records. It’s going to be about going out and playing, and that’s been the really great thing with CirKus. I mean, we just started out playing tiny little places, and it’s just grown. It’s really great in a very simple way, to be able to just stand up there and belt some tunes out. It’s healing for the soul, it’s good for the mind. It’s nice to ride on the bus. [Laughs]
JB Definitely.
We’re like nomads, definitely. Gypsies.


 Anti-suicide advocates have slammed Lady Gaga's performance at the MTV Video Music Awards on Sunday - blasting her for "romanticizing suicide" with her gory stage performance of song Paparazzi.

Click here for photos & video of Lady Gaga at the MTV VMAs
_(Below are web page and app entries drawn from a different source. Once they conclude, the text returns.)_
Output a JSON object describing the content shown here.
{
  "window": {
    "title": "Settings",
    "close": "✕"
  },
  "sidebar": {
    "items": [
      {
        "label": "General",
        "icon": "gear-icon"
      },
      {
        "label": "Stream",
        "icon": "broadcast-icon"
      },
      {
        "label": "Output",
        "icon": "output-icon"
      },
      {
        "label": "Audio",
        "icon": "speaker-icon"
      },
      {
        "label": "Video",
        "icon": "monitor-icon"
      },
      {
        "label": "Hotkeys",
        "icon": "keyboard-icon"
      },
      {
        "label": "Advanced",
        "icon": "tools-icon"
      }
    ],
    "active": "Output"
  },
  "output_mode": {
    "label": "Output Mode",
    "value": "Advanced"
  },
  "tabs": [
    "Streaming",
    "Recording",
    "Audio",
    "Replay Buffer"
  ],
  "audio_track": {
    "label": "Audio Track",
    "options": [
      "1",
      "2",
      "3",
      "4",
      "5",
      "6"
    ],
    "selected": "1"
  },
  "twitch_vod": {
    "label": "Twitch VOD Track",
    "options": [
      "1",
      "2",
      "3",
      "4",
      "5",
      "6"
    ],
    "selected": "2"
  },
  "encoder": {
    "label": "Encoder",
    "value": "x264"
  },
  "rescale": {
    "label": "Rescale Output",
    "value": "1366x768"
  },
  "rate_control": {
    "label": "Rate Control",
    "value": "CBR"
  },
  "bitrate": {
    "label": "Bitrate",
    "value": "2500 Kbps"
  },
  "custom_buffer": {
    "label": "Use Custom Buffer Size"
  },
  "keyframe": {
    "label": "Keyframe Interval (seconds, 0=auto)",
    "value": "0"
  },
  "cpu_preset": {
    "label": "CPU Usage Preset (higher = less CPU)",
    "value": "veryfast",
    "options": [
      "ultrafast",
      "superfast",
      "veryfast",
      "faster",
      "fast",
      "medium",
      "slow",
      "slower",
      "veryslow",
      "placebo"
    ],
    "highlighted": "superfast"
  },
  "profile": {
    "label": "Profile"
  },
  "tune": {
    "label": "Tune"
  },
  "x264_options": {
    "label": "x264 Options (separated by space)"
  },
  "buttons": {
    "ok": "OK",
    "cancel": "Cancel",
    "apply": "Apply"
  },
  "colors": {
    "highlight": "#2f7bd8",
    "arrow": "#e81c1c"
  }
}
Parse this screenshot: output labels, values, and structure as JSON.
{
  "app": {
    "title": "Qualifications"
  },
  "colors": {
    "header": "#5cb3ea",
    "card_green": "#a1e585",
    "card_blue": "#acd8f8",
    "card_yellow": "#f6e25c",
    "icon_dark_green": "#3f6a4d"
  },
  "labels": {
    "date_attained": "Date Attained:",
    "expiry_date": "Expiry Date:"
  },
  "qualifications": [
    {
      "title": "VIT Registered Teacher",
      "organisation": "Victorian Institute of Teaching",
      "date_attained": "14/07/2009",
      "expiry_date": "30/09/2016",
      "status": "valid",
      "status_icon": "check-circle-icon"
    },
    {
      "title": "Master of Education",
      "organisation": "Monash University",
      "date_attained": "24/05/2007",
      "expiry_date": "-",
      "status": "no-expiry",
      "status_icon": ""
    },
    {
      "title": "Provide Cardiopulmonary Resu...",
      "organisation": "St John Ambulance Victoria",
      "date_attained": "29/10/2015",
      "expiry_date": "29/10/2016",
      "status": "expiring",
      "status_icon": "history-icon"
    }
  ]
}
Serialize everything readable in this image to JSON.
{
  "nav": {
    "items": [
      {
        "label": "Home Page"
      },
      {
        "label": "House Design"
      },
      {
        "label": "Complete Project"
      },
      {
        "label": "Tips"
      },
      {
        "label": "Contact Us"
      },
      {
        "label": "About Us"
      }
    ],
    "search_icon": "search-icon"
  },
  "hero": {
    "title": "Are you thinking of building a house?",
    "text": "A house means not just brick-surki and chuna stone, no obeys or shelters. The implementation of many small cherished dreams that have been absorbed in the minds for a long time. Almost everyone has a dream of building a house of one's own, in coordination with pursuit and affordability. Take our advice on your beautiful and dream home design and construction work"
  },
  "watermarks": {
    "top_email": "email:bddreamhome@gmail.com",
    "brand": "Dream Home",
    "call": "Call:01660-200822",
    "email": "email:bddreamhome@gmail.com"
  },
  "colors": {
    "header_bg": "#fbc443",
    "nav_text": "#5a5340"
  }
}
The singer stunned the star-studded audience with her most bizarre stage act to date, dancing with crutches alongside a wheelchair-bound performer while blood poured down her bare midriff.

She was then surrounded by her dancers, who acted as if to mourn her death, before her lifeless and blood-spattered body was pulled up from the stage on a winch as the curtain came down on the stage.

Gaga later revealed that the quirky routine represented her private life being killed by the paparazzi, but bosses at U.K. teen suicide prevention group PAPYRUS were outraged - branding the star "irresponsible".

In a statement, a rep for the charity says, "This act is not cool - sensationalizing and romanticizing suicide is irresponsible. Celebrities, who are often idolized by young people, need to be more aware of the impact that such acts can have on vulnerable young people."

Wednesday, September 16, 2009


I love little jumpsuits they are so in...I love every style i came accross these on etsy...luminia.etsy.com


This is something i ran into reading one of my Lucky mags, SARAHSEVEN.ETSY.COM
the prices vary 300$ and up, but its so soft and romantic...

Derek Lam